Instead of focussing on whether the night vision scope will be better than thermal or vice versa, the primary problem is:

Which one would work best to meet your needs and budget?

At the end of this guide, you’ll know exactly the answer to that.

Let’s get started!

Night Vision

Night vision works by taking light and reflections light and then transforming the light into a crystal clear image.

Therefore, it needs some sort of ambient light for its operation.

If you shoot at night, the moonlight and stars usually provide enough light. Newer models come with infrared illuminators which function like flashlights to illuminate the scope but aren’t visible the naked eye.

If you’re looking through the market to purchase night vision optics, you’ll see different classifications for them.- Gen Iand II or III. In simple terms, the greater the level of the generation, the higher the quality.

Also, you’ll see a more recent classification that includes night vision scopes called Digital Night Vision.

The standard night vision display is traditional green and black while the updated digital night vision is typically shown in black and white on the LCD screen.

Pros

  • Night vision delivers a higher quality image.
  • It allows you to differentiate between finer details. Additionally, night vision scopes are cheaper and more compact in size. It’s not affected by cold weather.

The night vision technology is in use a lot older as thermal optics. Night vision scopes can be found be mounted on rifles and are generally more sturdy, durable, and absorbs recoil with the same ease as a champion.

Cons

  • Its need for ambient light creates night vision limited.

So unless you have an infrared illumination device which is completely useless in darkness. It’s not recommended to use it in daylight either as it will be permanently damaged if exposed to high-intensity light.

Thermal Imaging

Thermal scopes detect radiation or heat produced by any living object. Thermal imaging employs a specific kind of lens that focuses at infrared light and generates a thermogram. The thermogram is later converted into electrical signals that form an image that appears on the screen. Thermal In Front Of Scope.

Pros

  • The thermal vision is more flexible since it is able to be utilized in any kind of lighting conditions. In reality, one of the biggest benefits of thermal imaging scopes is that they function correctly in daylight and night and don’t necessitate infrared light. On top of that you’ll be able see through dust, smoke, and fog with ease. This is the reason firefighters utilize thermal technology.

Cons

  • One of the main drawbacks associated with thermal imaging can be that it’s quite heavy to carry around. It is also costly and you might have to go through training to be able to read the images correctly. The battery’s life span is typically restricted as well as the image quality. image can be affected by temperatures that are colder.

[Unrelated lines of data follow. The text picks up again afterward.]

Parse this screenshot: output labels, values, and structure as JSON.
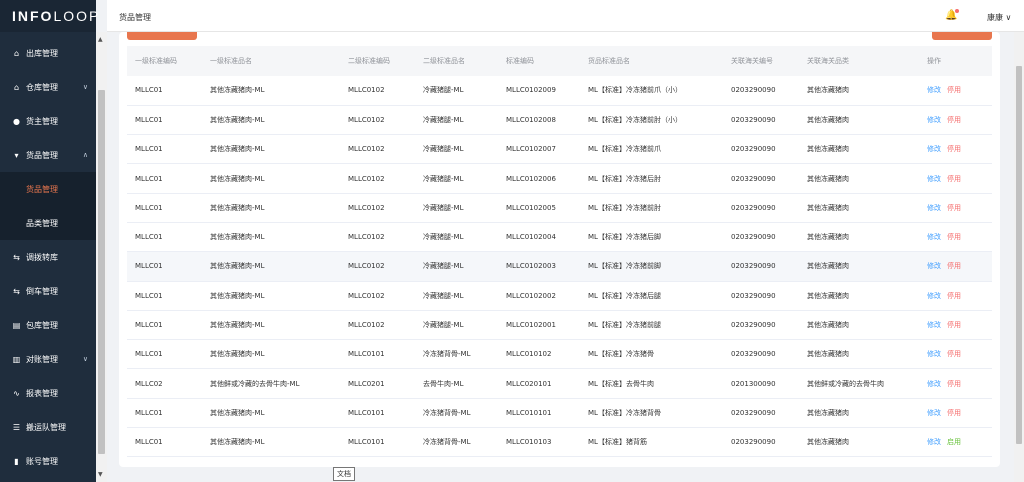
{
  "logo": {
    "bold": "INFO",
    "thin": "LOOP"
  },
  "header": {
    "title": "货品管理",
    "user": "康康",
    "user_chevron": "∨"
  },
  "sidebar": {
    "items": [
      {
        "label": "出库管理",
        "icon": "home-icon",
        "has_chevron": false
      },
      {
        "label": "仓库管理",
        "icon": "home-icon",
        "has_chevron": true
      },
      {
        "label": "货主管理",
        "icon": "user-icon",
        "has_chevron": false
      },
      {
        "label": "货品管理",
        "icon": "cart-icon",
        "has_chevron": true,
        "expanded": true
      },
      {
        "label": "调拨转库",
        "icon": "transfer-icon",
        "has_chevron": false
      },
      {
        "label": "倒车管理",
        "icon": "transfer-icon",
        "has_chevron": false
      },
      {
        "label": "包库管理",
        "icon": "document-icon",
        "has_chevron": false
      },
      {
        "label": "对账管理",
        "icon": "bar-chart-icon",
        "has_chevron": true
      },
      {
        "label": "报表管理",
        "icon": "line-chart-icon",
        "has_chevron": false
      },
      {
        "label": "搬运队管理",
        "icon": "list-icon",
        "has_chevron": false
      },
      {
        "label": "账号管理",
        "icon": "bookmark-icon",
        "has_chevron": false
      }
    ],
    "subitems": [
      {
        "label": "货品管理",
        "active": true
      },
      {
        "label": "品类管理",
        "active": false
      }
    ]
  },
  "table": {
    "headers": [
      "一级标准编码",
      "一级标准品名",
      "二级标准编码",
      "二级标准品名",
      "标准编码",
      "货品标准品名",
      "关联海关编号",
      "关联海关品类",
      "操作"
    ],
    "rows": [
      [
        "MLLC01",
        "其他冻藏猪肉-ML",
        "MLLC0102",
        "冷藏猪腿-ML",
        "MLLC0102009",
        "ML【标准】冷冻猪前爪（小）",
        "0203290090",
        "其他冻藏猪肉",
        "修改",
        "停用"
      ],
      [
        "MLLC01",
        "其他冻藏猪肉-ML",
        "MLLC0102",
        "冷藏猪腿-ML",
        "MLLC0102008",
        "ML【标准】冷冻猪前肘（小）",
        "0203290090",
        "其他冻藏猪肉",
        "修改",
        "停用"
      ],
      [
        "MLLC01",
        "其他冻藏猪肉-ML",
        "MLLC0102",
        "冷藏猪腿-ML",
        "MLLC0102007",
        "ML【标准】冷冻猪前爪",
        "0203290090",
        "其他冻藏猪肉",
        "修改",
        "停用"
      ],
      [
        "MLLC01",
        "其他冻藏猪肉-ML",
        "MLLC0102",
        "冷藏猪腿-ML",
        "MLLC0102006",
        "ML【标准】冷冻猪后肘",
        "0203290090",
        "其他冻藏猪肉",
        "修改",
        "停用"
      ],
      [
        "MLLC01",
        "其他冻藏猪肉-ML",
        "MLLC0102",
        "冷藏猪腿-ML",
        "MLLC0102005",
        "ML【标准】冷冻猪前肘",
        "0203290090",
        "其他冻藏猪肉",
        "修改",
        "停用"
      ],
      [
        "MLLC01",
        "其他冻藏猪肉-ML",
        "MLLC0102",
        "冷藏猪腿-ML",
        "MLLC0102004",
        "ML【标准】冷冻猪后脚",
        "0203290090",
        "其他冻藏猪肉",
        "修改",
        "停用"
      ],
      [
        "MLLC01",
        "其他冻藏猪肉-ML",
        "MLLC0102",
        "冷藏猪腿-ML",
        "MLLC0102003",
        "ML【标准】冷冻猪前脚",
        "0203290090",
        "其他冻藏猪肉",
        "修改",
        "停用"
      ],
      [
        "MLLC01",
        "其他冻藏猪肉-ML",
        "MLLC0102",
        "冷藏猪腿-ML",
        "MLLC0102002",
        "ML【标准】冷冻猪后腿",
        "0203290090",
        "其他冻藏猪肉",
        "修改",
        "停用"
      ],
      [
        "MLLC01",
        "其他冻藏猪肉-ML",
        "MLLC0102",
        "冷藏猪腿-ML",
        "MLLC0102001",
        "ML【标准】冷冻猪前腿",
        "0203290090",
        "其他冻藏猪肉",
        "修改",
        "停用"
      ],
      [
        "MLLC01",
        "其他冻藏猪肉-ML",
        "MLLC0101",
        "冷冻猪背骨-ML",
        "MLLC010102",
        "ML【标准】冷冻猪骨",
        "0203290090",
        "其他冻藏猪肉",
        "修改",
        "停用"
      ],
      [
        "MLLC02",
        "其他鲜或冷藏的去骨牛肉-ML",
        "MLLC0201",
        "去骨牛肉-ML",
        "MLLC020101",
        "ML【标准】去骨牛肉",
        "0201300090",
        "其他鲜或冷藏的去骨牛肉",
        "修改",
        "停用"
      ],
      [
        "MLLC01",
        "其他冻藏猪肉-ML",
        "MLLC0101",
        "冷冻猪背骨-ML",
        "MLLC010101",
        "ML【标准】冷冻猪背骨",
        "0203290090",
        "其他冻藏猪肉",
        "修改",
        "停用"
      ],
      [
        "MLLC01",
        "其他冻藏猪肉-ML",
        "MLLC0101",
        "冷冻猪背骨-ML",
        "MLLC010103",
        "ML【标准】猪背筋",
        "0203290090",
        "其他冻藏猪肉",
        "修改",
        "启用"
      ]
    ]
  },
  "tooltip": "文档",
  "colors": {
    "sidebar": "#1f2d3d",
    "accent": "#e8764e",
    "link": "#409eff",
    "danger": "#f56c6c",
    "success": "#67c23a"
  }
}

Thermal In Front Of Scope

Frequently Asked Questions

How Long does the Thermal Scope Last?

In the on average thermal scopes last almost eight hours with a single charge. Different models last from 2 and 10 hours. Recently, ATN has managed to create ultra-low consumption thermal scopes that can provide up to 10+ hours of continuous usage.

Why do Thermal Scopes cost so much?

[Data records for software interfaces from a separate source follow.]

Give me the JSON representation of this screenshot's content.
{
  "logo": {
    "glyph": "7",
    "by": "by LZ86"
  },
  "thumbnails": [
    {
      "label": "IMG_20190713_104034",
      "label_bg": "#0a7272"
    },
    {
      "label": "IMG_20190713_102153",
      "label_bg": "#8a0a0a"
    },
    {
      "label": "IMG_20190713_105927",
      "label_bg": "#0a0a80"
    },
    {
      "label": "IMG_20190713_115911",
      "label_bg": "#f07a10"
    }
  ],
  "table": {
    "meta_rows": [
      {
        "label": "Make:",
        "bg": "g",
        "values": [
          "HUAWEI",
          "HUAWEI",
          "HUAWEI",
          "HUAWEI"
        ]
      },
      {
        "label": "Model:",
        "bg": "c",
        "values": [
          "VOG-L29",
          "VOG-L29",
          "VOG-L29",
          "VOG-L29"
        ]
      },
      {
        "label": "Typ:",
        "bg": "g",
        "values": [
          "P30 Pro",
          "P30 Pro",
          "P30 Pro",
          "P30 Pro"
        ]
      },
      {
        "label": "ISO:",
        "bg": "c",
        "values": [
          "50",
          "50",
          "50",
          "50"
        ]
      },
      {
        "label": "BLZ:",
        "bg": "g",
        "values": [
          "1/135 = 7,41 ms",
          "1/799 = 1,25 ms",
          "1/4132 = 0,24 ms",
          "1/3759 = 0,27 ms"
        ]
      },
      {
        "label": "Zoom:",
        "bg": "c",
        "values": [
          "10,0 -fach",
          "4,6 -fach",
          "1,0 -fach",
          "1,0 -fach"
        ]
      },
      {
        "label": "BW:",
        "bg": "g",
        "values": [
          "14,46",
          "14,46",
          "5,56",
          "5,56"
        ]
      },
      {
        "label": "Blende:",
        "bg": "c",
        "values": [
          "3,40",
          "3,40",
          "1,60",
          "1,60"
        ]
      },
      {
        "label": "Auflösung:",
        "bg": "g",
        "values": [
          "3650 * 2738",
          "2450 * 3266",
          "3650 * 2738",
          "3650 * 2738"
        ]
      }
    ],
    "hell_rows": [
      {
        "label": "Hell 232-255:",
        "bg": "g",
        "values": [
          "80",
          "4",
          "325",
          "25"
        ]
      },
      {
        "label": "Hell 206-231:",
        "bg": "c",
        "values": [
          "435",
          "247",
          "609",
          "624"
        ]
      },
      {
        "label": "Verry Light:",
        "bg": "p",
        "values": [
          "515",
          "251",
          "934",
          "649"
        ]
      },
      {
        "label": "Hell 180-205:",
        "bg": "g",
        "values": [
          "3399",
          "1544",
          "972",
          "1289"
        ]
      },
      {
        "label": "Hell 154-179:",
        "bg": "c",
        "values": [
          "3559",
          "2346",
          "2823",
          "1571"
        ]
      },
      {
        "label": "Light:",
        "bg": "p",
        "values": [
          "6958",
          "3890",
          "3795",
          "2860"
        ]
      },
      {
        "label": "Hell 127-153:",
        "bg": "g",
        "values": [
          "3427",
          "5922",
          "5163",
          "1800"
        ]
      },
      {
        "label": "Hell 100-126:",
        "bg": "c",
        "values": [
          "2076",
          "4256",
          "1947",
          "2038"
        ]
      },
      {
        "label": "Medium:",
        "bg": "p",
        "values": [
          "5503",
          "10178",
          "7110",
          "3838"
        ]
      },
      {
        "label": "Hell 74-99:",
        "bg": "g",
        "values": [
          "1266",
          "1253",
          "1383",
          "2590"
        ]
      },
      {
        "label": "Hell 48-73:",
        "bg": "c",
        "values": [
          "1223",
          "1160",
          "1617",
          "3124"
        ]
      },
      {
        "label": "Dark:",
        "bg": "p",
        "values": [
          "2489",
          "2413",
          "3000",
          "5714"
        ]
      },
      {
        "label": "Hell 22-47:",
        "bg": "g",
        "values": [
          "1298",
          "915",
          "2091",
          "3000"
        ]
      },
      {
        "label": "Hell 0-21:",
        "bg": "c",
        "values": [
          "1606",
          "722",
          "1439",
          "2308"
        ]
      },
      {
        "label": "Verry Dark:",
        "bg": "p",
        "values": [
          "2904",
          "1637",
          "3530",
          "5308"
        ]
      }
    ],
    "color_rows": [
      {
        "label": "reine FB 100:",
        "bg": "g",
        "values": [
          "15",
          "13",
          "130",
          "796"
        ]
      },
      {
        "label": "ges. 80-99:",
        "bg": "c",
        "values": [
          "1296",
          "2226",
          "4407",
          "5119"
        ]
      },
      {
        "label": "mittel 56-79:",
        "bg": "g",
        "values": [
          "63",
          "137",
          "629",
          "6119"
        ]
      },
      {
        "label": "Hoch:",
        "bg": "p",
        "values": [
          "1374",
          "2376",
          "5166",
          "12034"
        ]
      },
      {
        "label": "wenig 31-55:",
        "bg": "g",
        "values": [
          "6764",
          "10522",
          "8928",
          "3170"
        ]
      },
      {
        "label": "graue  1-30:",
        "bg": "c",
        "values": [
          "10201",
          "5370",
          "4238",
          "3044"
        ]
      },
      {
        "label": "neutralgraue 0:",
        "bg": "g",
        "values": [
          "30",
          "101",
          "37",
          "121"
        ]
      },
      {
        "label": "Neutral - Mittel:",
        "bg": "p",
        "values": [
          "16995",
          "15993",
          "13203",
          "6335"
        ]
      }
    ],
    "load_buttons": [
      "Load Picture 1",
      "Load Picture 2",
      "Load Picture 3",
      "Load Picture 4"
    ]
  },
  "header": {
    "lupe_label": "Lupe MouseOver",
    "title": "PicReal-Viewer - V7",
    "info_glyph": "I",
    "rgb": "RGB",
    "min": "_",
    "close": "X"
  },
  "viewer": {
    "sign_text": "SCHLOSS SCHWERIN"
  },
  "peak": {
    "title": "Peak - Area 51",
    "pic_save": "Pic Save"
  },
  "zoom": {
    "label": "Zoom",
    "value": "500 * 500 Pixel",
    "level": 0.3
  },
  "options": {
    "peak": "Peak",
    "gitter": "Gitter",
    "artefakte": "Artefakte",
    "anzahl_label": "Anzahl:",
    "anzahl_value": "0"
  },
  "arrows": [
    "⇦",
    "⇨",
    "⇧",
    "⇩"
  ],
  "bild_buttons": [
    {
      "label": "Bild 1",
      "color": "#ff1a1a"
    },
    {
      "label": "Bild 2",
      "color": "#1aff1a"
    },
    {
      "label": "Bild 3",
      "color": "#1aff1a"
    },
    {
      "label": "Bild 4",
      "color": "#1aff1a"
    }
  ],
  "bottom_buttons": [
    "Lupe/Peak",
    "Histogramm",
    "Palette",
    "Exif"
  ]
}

The majority of the time, thermal scopes cost a lot because of the advanced technology components. There are also price differences with various features such as the wireless connection, pallet mods or ballistic applications, and more. But, as it happens, thermals start at a sensible price of $1000.

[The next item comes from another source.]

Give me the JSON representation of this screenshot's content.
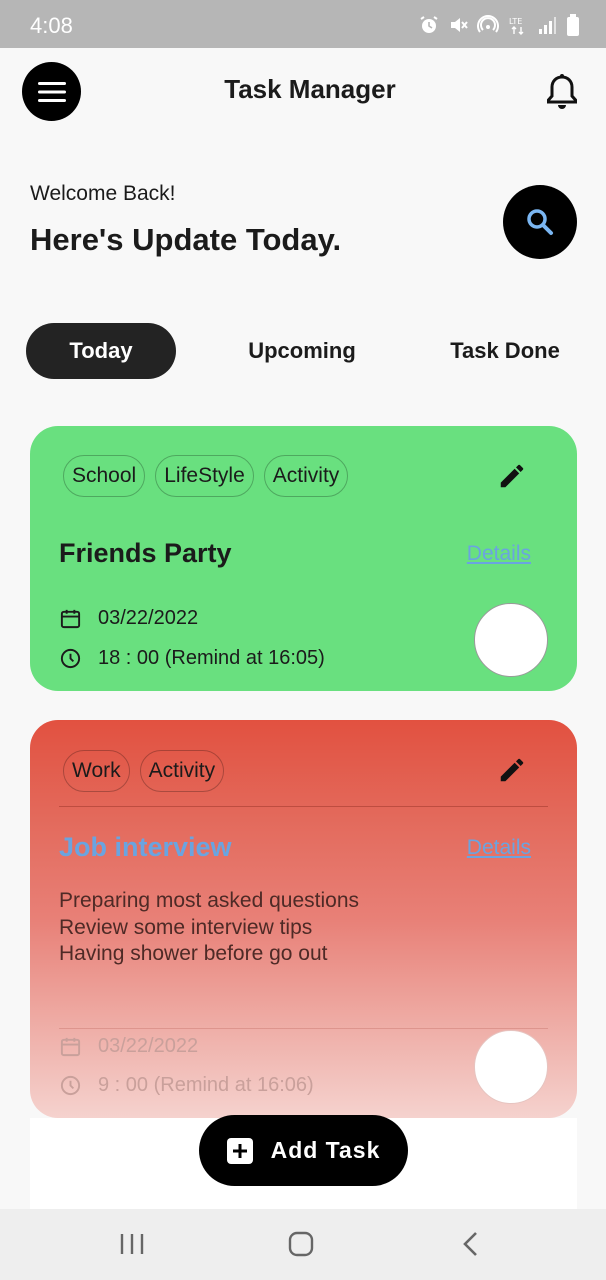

What is the distance that Thermal Rifle Scopes see?

The distance thermal rifle scopes can see depends on factors such as display resolution and the magnification setting. The majority of low-end thermals will detect heat signals at 1,000or more yards. The most advanced thermals are able to detect heat signatures that extend beyond the 4,000-yard mark, but target identification is another matter.

Can You Make Use of Thermal Scope to use it in Daylight?

In contrast the night vision scopes, you can utilize a thermal scope in the daytime without causing damage to components. Instead of amplifying light, thermal scopes read heat signatures. The dual-use functionality is an important benefit of opting for thermal instead of night vision and getting the most out of your investment. Thermal In Front Of Scope.